## What is required
Would you please return the lines of the material that contain the word "JBOD"?

__________

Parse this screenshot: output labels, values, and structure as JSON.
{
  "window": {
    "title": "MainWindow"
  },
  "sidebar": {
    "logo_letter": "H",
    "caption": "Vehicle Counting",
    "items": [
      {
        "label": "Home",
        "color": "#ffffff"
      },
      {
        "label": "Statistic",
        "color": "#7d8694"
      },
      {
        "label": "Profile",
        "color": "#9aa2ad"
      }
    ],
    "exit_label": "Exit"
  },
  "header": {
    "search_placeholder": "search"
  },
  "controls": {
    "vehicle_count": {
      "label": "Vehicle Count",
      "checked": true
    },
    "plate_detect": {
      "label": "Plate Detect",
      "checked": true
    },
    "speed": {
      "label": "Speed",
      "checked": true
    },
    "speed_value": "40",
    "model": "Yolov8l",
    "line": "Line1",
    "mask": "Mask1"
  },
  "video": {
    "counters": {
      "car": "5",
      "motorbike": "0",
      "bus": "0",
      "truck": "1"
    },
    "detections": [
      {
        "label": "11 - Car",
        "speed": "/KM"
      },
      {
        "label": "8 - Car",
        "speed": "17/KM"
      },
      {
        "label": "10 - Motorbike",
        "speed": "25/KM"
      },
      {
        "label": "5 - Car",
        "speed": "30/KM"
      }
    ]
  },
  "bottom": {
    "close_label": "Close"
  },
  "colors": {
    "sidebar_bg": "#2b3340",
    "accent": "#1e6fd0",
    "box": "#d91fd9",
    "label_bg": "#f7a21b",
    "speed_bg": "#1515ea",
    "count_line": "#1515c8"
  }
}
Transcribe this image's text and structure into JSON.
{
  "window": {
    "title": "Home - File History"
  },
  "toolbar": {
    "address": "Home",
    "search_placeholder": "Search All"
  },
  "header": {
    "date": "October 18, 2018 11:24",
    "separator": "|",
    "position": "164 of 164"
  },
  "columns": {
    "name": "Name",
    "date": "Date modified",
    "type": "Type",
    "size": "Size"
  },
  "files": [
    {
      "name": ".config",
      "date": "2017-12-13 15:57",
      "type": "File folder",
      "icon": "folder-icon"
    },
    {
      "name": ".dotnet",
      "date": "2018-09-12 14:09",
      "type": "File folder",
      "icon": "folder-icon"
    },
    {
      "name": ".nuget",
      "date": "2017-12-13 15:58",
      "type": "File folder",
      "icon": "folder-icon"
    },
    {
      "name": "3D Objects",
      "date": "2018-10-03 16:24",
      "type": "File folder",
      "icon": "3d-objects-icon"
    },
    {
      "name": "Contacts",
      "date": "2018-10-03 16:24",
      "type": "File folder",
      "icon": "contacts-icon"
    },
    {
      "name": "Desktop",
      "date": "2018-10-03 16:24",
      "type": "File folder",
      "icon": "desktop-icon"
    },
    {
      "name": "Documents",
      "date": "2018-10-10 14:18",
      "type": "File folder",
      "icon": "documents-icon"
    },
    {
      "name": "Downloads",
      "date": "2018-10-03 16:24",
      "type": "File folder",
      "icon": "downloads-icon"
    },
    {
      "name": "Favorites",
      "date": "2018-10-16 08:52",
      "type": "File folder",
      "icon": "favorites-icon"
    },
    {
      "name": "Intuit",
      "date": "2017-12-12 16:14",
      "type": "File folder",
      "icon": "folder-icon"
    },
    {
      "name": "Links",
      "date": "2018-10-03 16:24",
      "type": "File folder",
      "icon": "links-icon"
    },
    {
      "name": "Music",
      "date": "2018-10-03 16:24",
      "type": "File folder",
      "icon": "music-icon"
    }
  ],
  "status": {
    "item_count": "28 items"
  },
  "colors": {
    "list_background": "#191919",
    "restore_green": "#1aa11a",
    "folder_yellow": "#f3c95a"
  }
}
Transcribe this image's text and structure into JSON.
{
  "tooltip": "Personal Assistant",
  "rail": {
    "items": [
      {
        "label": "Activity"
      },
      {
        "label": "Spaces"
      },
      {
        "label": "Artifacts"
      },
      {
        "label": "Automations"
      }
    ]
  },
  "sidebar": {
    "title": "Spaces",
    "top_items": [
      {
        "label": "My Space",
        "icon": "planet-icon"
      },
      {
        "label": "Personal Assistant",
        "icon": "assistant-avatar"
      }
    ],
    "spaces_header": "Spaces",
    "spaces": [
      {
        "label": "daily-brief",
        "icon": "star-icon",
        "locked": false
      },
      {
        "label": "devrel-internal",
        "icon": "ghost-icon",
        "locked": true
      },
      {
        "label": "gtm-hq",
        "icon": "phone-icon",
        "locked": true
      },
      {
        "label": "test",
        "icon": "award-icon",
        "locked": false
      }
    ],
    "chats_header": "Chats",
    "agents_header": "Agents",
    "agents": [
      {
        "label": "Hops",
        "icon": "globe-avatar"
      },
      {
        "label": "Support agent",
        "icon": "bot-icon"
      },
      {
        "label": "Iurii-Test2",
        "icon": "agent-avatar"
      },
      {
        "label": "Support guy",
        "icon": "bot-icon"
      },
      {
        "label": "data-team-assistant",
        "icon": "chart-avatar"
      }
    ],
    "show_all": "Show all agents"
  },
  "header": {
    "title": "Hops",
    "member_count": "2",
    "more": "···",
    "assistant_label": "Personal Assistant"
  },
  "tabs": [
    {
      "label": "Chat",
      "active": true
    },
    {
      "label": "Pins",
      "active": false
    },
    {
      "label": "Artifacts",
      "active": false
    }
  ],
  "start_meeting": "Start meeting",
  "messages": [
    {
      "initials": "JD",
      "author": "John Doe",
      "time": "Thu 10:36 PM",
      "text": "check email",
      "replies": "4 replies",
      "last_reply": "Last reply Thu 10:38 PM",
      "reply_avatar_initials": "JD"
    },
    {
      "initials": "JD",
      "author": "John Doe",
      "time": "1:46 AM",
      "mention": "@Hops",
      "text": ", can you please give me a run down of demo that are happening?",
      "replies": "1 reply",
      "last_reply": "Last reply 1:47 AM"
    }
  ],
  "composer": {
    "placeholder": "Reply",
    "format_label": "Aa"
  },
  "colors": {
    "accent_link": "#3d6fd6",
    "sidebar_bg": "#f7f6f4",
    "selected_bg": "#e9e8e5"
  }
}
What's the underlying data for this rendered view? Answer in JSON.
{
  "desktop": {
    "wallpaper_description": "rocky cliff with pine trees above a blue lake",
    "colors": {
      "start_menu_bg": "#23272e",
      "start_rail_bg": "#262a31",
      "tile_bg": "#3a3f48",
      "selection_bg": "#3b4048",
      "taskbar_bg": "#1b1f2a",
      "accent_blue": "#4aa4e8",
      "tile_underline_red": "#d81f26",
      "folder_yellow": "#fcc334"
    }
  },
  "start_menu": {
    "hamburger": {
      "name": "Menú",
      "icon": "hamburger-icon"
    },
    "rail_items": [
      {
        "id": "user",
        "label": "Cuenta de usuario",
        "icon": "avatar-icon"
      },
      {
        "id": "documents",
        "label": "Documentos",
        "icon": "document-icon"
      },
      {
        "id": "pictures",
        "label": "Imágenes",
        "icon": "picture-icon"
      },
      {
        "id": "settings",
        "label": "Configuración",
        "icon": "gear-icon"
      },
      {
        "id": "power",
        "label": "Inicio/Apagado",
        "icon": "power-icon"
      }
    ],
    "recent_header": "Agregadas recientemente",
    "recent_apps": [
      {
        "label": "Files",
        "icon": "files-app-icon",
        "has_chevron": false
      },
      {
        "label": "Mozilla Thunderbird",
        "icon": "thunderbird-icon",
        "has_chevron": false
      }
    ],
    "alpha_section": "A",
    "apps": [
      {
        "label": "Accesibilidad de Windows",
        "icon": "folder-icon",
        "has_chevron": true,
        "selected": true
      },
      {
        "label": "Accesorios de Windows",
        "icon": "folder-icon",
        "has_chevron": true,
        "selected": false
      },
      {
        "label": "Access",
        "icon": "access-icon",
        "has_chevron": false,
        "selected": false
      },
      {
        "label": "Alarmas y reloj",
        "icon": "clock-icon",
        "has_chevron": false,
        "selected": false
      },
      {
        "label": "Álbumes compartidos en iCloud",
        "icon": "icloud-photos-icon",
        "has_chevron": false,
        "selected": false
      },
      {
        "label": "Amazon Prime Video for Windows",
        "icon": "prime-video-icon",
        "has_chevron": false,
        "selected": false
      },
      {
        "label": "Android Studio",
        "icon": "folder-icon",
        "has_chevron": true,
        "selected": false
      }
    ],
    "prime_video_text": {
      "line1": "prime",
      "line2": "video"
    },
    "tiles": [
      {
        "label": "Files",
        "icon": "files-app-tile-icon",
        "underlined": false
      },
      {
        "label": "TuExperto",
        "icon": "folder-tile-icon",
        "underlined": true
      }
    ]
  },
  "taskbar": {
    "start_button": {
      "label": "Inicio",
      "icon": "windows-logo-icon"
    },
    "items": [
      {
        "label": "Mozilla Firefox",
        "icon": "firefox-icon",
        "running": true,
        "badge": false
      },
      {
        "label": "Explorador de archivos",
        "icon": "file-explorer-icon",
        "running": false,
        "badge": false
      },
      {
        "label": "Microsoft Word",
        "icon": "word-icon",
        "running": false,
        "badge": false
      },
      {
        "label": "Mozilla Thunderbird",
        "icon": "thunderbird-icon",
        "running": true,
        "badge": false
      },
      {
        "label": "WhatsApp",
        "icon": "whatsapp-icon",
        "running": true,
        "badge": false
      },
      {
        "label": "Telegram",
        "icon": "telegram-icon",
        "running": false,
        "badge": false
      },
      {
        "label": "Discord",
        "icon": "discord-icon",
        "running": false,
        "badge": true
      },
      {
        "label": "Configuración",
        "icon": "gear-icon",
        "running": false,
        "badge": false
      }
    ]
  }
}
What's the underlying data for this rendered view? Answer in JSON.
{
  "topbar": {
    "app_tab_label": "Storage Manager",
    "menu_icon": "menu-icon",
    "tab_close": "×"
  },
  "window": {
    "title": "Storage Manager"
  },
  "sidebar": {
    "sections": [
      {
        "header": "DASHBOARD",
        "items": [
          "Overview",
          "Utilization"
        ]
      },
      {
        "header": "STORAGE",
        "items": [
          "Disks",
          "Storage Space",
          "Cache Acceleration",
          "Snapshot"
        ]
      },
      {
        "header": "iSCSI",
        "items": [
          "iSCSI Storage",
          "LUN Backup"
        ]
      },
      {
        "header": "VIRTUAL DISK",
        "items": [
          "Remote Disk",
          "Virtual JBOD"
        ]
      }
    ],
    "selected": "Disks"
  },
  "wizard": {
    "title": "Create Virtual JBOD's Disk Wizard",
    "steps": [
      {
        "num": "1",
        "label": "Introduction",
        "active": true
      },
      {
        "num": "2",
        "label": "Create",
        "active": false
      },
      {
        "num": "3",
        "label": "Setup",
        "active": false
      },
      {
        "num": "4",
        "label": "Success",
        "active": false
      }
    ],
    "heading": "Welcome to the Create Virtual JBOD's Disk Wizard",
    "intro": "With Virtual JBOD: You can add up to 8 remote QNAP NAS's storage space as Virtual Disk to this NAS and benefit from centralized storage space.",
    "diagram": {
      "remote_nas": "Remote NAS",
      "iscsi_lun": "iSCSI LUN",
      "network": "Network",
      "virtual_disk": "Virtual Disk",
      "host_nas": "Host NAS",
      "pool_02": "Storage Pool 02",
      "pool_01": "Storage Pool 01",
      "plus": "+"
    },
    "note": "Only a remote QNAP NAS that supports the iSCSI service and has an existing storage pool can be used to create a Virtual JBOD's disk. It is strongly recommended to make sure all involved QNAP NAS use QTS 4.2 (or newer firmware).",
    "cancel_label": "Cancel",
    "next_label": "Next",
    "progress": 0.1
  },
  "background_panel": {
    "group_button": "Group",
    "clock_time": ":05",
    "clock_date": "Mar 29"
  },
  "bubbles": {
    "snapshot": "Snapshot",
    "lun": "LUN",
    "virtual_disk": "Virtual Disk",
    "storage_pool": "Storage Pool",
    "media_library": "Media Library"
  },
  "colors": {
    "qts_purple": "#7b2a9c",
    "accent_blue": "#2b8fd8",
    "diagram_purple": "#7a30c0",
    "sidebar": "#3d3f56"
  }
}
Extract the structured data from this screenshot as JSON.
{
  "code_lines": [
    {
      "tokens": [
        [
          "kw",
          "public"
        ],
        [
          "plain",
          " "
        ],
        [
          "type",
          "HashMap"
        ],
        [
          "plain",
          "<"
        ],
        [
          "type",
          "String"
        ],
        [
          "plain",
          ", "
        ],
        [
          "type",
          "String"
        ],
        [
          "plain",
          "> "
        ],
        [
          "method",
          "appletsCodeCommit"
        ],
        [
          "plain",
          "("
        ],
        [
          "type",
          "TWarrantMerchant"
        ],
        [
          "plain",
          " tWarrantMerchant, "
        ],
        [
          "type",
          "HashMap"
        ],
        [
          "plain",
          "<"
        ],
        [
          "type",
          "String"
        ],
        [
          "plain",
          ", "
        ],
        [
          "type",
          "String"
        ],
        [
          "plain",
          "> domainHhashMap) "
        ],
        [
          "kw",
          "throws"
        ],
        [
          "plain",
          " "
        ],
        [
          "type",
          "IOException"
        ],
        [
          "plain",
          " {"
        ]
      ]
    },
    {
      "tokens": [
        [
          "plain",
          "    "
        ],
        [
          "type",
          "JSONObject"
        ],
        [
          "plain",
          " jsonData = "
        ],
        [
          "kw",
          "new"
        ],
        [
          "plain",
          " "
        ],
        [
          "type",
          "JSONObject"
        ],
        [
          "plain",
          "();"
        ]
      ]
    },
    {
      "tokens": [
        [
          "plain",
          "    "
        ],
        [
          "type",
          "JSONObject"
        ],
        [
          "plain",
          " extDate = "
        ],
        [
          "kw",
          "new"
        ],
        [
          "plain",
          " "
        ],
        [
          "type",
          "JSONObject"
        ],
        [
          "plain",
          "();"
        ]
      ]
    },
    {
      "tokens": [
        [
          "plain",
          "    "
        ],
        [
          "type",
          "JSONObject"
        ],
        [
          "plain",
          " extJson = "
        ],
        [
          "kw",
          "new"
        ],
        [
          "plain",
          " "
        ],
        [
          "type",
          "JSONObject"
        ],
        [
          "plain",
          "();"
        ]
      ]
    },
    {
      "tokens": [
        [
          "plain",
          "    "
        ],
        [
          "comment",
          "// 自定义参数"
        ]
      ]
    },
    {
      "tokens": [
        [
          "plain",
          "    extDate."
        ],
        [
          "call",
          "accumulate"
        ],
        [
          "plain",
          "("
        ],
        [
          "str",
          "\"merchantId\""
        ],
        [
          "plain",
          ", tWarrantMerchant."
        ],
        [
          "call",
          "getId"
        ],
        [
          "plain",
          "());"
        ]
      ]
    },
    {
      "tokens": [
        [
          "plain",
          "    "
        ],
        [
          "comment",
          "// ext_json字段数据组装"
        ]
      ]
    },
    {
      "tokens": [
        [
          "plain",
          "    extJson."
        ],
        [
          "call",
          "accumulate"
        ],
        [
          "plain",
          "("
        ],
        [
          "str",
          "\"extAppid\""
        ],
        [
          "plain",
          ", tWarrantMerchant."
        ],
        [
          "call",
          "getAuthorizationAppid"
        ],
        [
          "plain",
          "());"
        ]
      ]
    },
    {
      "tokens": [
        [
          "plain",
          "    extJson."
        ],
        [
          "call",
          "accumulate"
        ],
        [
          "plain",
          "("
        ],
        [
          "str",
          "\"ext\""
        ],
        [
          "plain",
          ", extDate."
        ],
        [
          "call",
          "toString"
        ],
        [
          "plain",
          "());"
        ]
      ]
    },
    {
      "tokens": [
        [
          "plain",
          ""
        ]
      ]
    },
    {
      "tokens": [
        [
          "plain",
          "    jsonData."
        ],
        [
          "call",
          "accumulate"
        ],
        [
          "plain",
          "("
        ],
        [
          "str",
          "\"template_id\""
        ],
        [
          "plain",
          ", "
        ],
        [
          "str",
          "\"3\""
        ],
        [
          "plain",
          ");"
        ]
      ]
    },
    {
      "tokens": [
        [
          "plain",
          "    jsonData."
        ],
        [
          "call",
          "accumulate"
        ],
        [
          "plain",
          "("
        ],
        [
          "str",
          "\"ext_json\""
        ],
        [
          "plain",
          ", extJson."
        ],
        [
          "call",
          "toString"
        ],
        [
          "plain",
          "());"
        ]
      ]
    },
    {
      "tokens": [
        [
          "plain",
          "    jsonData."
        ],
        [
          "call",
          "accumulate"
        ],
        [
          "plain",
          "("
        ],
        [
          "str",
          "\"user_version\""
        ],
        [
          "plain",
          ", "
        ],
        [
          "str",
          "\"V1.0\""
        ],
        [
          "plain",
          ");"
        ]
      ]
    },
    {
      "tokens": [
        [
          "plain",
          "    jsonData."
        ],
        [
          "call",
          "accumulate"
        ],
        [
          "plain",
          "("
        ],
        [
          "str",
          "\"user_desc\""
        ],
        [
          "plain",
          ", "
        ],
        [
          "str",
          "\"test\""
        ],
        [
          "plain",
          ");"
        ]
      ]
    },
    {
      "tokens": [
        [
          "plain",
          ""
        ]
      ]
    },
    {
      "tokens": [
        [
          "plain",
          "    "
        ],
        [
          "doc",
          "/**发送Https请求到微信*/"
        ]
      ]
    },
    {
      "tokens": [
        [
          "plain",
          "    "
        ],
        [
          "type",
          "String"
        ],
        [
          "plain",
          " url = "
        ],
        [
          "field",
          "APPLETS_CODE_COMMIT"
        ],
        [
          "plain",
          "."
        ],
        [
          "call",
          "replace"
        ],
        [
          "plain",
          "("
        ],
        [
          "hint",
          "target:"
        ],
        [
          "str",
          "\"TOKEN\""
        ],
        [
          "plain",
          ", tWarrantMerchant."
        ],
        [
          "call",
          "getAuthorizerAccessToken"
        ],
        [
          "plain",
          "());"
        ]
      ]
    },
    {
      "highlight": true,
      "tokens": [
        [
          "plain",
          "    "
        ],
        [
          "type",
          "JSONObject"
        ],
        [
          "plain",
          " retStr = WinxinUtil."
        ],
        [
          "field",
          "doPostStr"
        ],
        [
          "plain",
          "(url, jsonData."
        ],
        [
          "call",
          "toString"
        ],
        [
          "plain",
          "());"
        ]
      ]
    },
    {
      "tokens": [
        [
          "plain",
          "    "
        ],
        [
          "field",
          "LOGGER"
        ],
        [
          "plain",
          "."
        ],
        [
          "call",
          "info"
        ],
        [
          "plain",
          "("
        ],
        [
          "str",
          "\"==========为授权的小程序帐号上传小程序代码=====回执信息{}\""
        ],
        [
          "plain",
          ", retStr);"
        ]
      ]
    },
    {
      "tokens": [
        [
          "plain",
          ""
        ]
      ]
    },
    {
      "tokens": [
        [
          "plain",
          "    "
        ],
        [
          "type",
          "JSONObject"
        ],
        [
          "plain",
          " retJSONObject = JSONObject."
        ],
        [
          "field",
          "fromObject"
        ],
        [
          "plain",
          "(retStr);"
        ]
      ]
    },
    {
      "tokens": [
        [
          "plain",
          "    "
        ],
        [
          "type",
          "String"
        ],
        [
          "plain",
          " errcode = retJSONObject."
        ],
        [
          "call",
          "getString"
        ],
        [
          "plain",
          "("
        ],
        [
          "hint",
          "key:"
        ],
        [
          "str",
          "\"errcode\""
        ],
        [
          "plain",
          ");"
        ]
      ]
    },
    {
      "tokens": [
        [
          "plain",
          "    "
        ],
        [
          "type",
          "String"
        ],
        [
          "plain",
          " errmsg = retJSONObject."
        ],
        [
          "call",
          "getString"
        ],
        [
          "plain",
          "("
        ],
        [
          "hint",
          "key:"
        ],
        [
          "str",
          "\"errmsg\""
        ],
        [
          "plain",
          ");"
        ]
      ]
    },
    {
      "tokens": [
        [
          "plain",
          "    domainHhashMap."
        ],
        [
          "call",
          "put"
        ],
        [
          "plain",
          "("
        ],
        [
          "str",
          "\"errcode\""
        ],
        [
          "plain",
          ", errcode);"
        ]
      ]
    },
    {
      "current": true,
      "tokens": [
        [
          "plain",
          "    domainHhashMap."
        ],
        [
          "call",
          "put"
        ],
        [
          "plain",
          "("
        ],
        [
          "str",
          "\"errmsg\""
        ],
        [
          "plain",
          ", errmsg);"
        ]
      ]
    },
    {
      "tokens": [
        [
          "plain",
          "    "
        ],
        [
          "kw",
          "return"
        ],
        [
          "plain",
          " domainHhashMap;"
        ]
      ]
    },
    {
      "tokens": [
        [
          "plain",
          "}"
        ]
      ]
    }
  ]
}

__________

## Finished task
          "Virtual JBOD"
    "title": "Create Virtual JBOD's Disk Wizard",
    "heading": "Welcome to the Create Virtual JBOD's Disk Wizard",
    "intro": "With Virtual JBOD: You can add up to 8 remote QNAP NAS's storage space as Virtual Disk to this NAS and benefit from centralized storage space.",
    "note": "Only a remote QNAP NAS that supports the iSCSI service and has an existing storage pool can be used to create a Virtual JBOD's disk. It is strongly recommended to make sure all involved QNAP NAS use QTS 4.2 (or newer firmware).",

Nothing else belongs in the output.